■ About this exercise: Look through the records below, and whenever a line contains "track", copy it.

■ Element data from apps and pages:
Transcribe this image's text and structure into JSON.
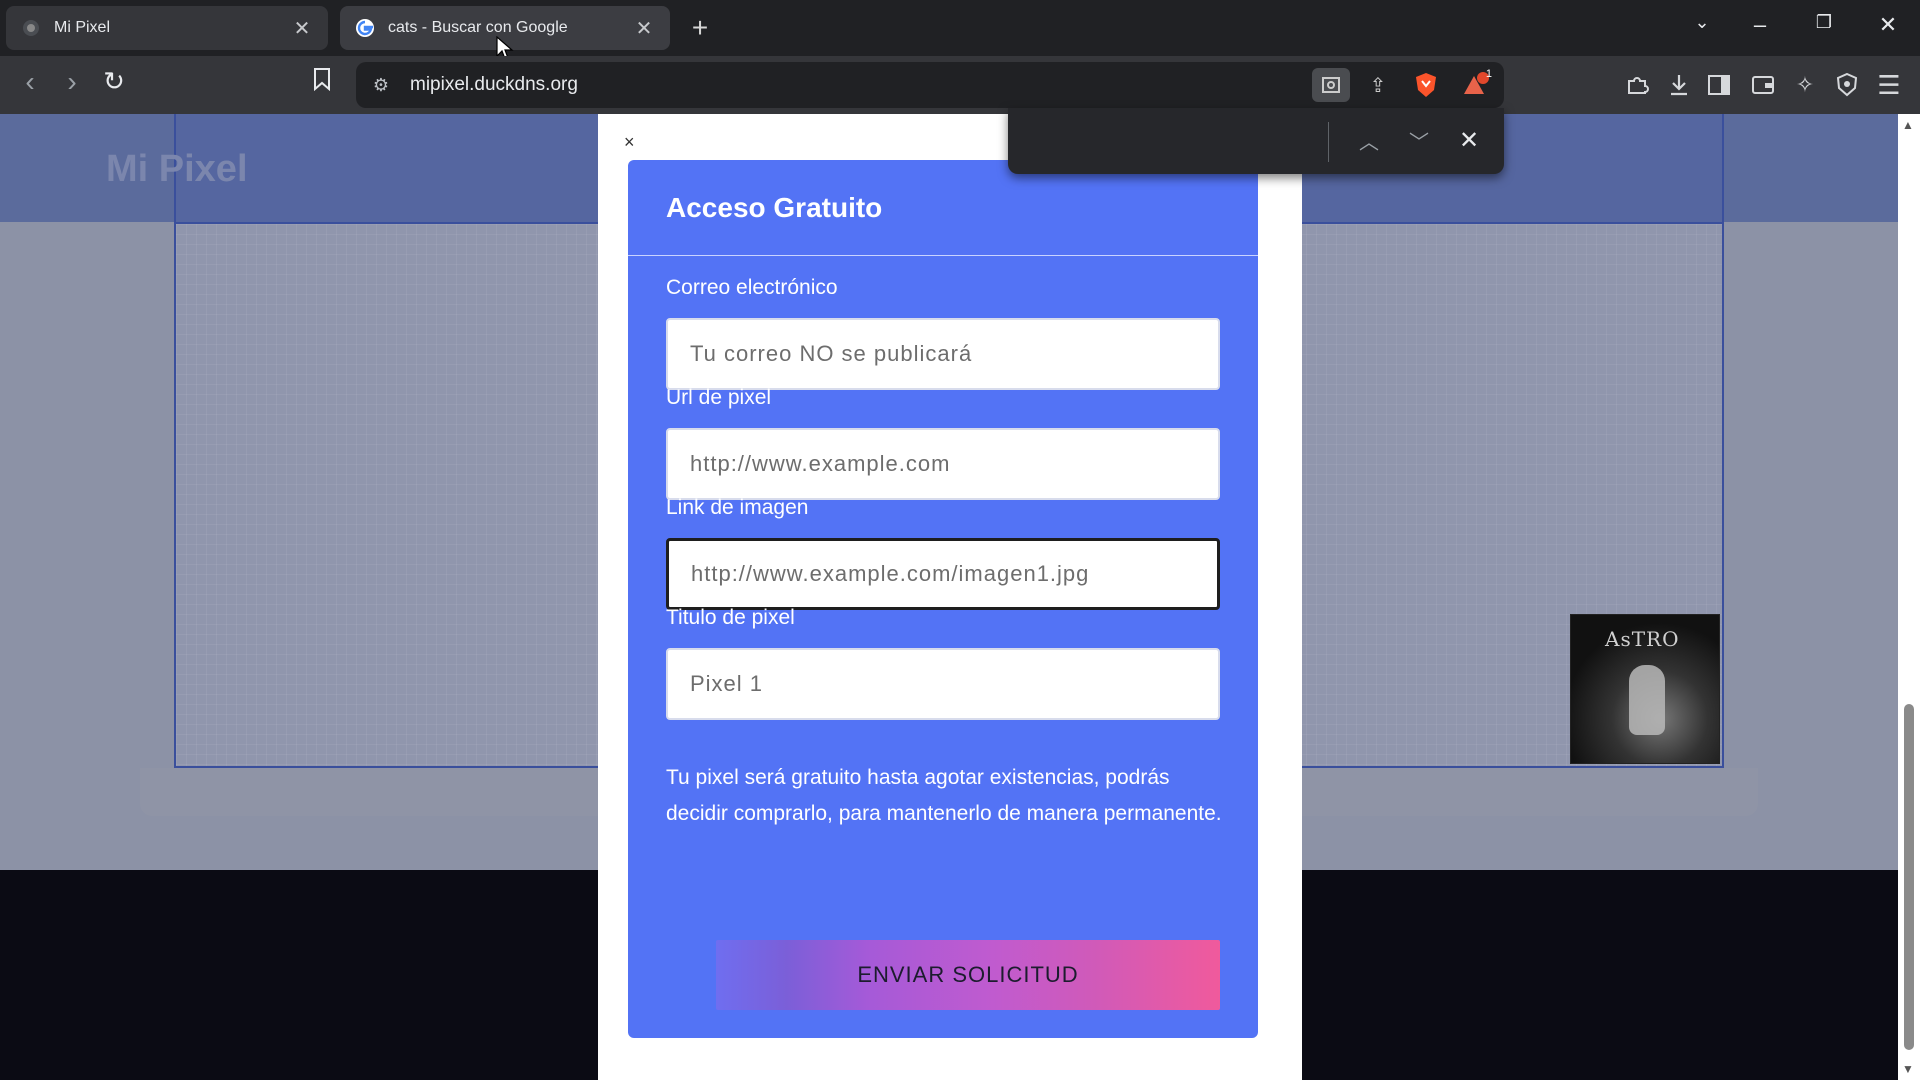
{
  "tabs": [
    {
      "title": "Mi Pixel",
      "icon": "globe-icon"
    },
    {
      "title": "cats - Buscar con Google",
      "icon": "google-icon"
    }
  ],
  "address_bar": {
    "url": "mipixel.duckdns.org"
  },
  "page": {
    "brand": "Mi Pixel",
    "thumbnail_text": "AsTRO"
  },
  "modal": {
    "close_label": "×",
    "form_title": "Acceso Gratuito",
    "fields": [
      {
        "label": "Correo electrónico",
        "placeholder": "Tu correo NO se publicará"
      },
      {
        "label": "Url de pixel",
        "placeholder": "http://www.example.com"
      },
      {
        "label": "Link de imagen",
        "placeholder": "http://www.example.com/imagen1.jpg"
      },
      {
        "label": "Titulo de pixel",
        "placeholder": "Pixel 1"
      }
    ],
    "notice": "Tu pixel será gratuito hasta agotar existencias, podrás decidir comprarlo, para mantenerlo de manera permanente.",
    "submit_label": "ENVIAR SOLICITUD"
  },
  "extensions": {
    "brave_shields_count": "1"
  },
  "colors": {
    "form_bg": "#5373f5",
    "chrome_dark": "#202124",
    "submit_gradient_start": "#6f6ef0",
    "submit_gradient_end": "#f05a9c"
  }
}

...

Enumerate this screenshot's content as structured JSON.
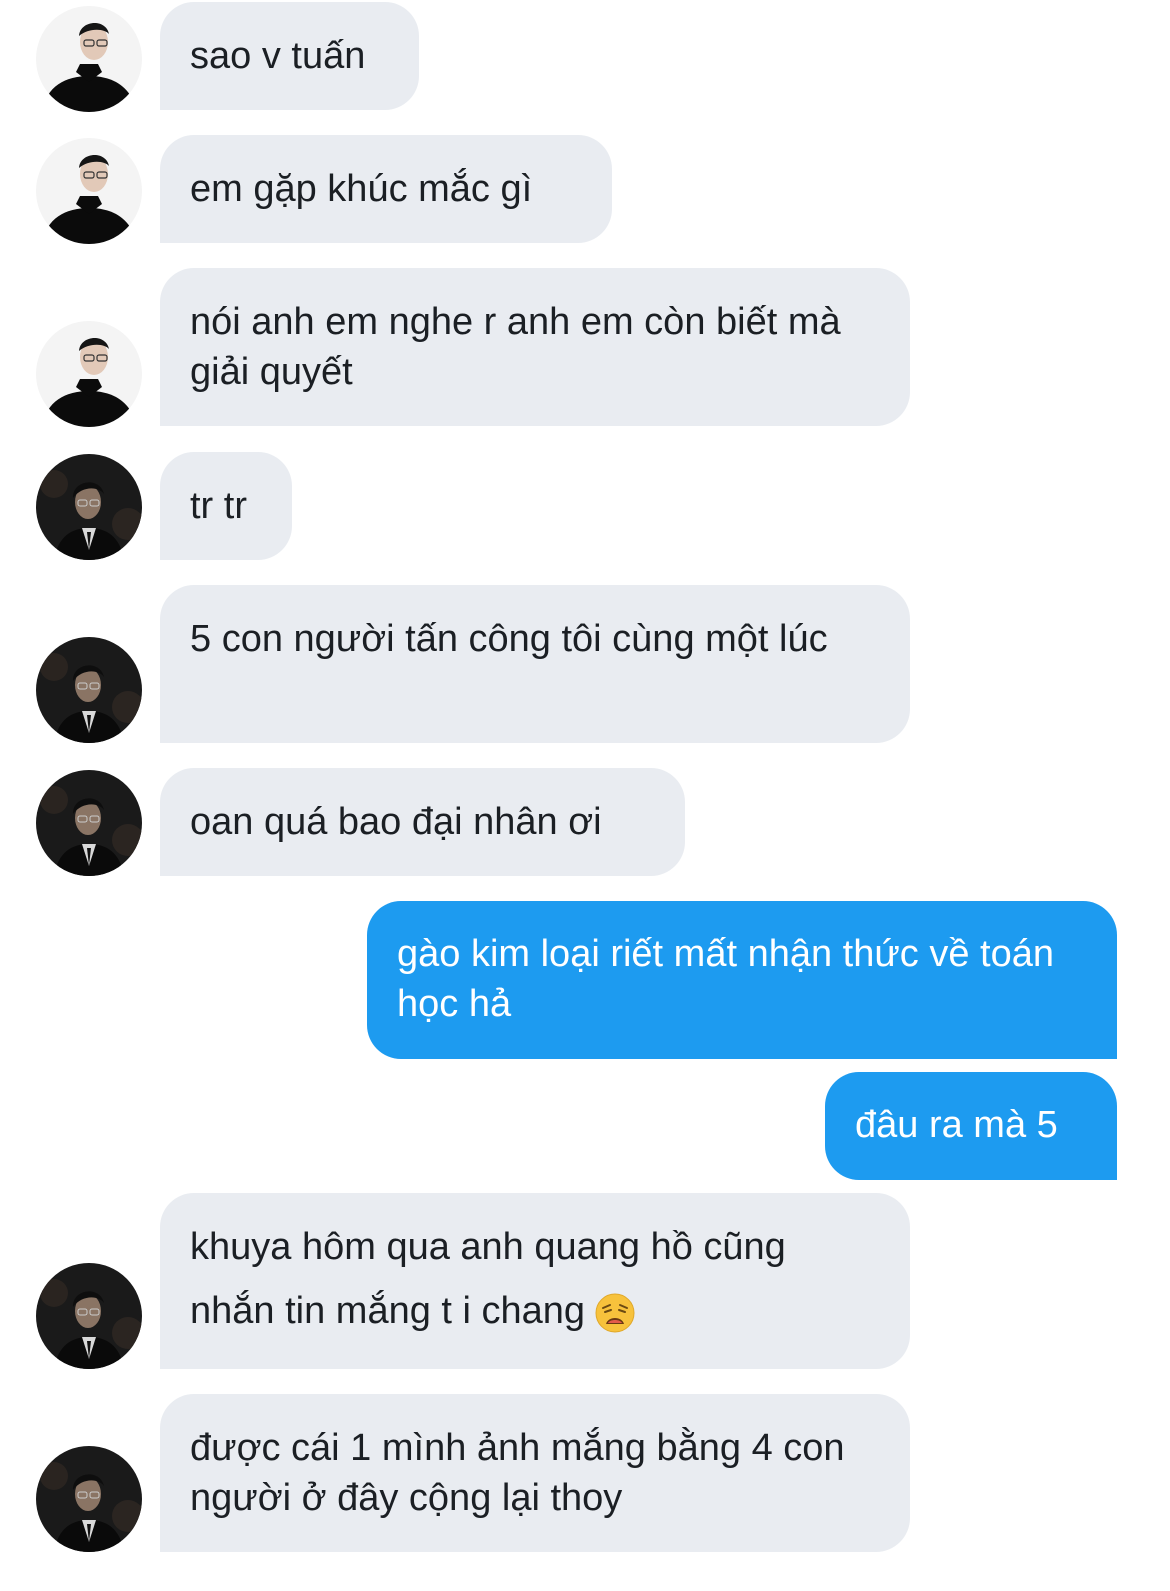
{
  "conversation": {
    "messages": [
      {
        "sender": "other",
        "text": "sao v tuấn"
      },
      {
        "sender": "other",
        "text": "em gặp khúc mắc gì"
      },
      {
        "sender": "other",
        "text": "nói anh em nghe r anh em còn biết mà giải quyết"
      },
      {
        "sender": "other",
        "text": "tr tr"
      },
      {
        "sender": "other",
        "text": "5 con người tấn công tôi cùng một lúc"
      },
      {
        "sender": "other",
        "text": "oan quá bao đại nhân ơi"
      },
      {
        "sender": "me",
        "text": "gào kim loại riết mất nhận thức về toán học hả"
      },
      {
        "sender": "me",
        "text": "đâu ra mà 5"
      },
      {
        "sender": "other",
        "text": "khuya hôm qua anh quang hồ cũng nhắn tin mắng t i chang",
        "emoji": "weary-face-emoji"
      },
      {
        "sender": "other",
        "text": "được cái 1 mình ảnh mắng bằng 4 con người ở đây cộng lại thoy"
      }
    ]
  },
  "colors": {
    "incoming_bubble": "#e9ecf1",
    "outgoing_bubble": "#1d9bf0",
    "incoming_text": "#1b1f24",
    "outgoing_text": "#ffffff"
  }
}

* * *

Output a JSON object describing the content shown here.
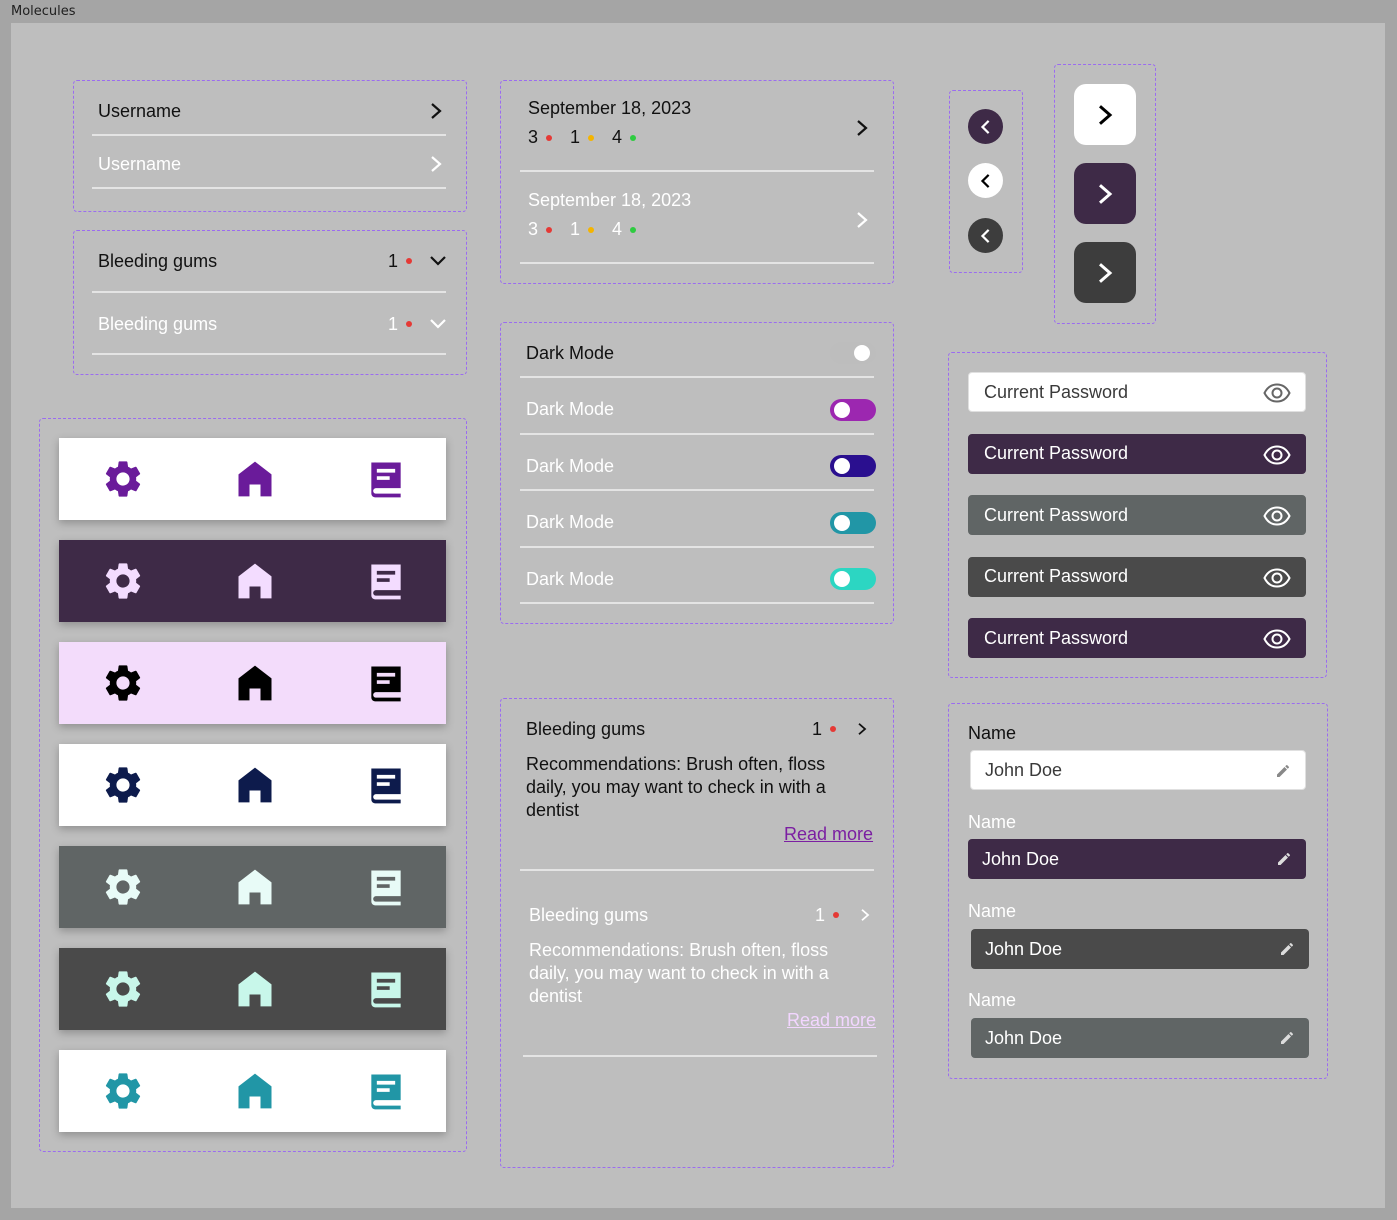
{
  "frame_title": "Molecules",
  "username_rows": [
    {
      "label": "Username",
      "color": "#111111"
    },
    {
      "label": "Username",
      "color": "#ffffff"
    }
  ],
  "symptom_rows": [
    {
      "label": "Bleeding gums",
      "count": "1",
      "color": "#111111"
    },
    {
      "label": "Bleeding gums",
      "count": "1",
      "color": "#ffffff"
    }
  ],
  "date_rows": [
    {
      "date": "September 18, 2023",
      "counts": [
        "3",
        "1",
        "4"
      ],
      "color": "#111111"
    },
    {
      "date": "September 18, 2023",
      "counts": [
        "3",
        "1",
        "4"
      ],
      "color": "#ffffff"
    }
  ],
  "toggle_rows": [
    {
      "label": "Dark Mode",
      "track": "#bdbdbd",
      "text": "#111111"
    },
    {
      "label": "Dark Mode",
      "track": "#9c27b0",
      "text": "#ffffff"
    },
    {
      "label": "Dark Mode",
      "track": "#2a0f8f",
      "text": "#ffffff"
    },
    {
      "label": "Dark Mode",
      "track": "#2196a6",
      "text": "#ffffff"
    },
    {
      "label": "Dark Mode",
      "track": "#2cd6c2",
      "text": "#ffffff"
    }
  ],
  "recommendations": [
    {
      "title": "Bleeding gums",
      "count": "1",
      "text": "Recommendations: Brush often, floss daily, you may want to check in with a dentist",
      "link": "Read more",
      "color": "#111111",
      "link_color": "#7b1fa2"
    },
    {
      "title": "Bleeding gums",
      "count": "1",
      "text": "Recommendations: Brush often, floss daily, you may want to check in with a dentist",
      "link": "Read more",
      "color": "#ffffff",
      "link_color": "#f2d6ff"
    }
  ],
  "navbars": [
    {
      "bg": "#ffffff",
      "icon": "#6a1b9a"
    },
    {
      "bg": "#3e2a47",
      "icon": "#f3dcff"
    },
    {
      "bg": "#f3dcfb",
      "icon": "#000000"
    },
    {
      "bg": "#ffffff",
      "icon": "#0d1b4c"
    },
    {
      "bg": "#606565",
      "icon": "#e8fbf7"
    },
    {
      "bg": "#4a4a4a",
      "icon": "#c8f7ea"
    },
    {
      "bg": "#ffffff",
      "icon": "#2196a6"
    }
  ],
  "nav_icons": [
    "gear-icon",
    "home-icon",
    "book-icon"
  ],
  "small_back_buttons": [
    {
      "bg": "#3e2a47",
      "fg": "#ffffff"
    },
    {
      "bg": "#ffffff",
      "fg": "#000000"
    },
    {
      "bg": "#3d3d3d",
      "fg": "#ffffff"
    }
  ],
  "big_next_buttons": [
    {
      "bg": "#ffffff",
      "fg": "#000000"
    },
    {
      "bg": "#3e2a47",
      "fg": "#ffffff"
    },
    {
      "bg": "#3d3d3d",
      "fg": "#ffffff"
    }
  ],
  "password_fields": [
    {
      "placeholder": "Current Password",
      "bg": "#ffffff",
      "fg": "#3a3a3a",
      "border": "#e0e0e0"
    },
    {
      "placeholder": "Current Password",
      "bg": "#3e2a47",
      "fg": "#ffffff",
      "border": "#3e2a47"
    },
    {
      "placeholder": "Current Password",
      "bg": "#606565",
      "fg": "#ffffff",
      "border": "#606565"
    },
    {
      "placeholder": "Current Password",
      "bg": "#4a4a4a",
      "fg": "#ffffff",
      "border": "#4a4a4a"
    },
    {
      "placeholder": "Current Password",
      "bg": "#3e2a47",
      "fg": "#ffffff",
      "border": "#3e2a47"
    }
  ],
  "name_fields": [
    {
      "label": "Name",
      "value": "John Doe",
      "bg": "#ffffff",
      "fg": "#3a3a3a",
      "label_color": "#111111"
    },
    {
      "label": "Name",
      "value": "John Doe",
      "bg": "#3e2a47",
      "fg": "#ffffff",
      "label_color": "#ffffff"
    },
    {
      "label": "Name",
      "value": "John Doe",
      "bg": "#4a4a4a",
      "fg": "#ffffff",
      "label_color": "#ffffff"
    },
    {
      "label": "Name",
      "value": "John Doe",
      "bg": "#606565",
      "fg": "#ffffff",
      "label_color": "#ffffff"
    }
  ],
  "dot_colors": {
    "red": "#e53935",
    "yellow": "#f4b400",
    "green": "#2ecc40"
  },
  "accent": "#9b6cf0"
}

■ Solution for this exercise:
      "track": "#bdbdbd",
      "track": "#9c27b0",
      "track": "#2a0f8f",
      "track": "#2196a6",
      "track": "#2cd6c2",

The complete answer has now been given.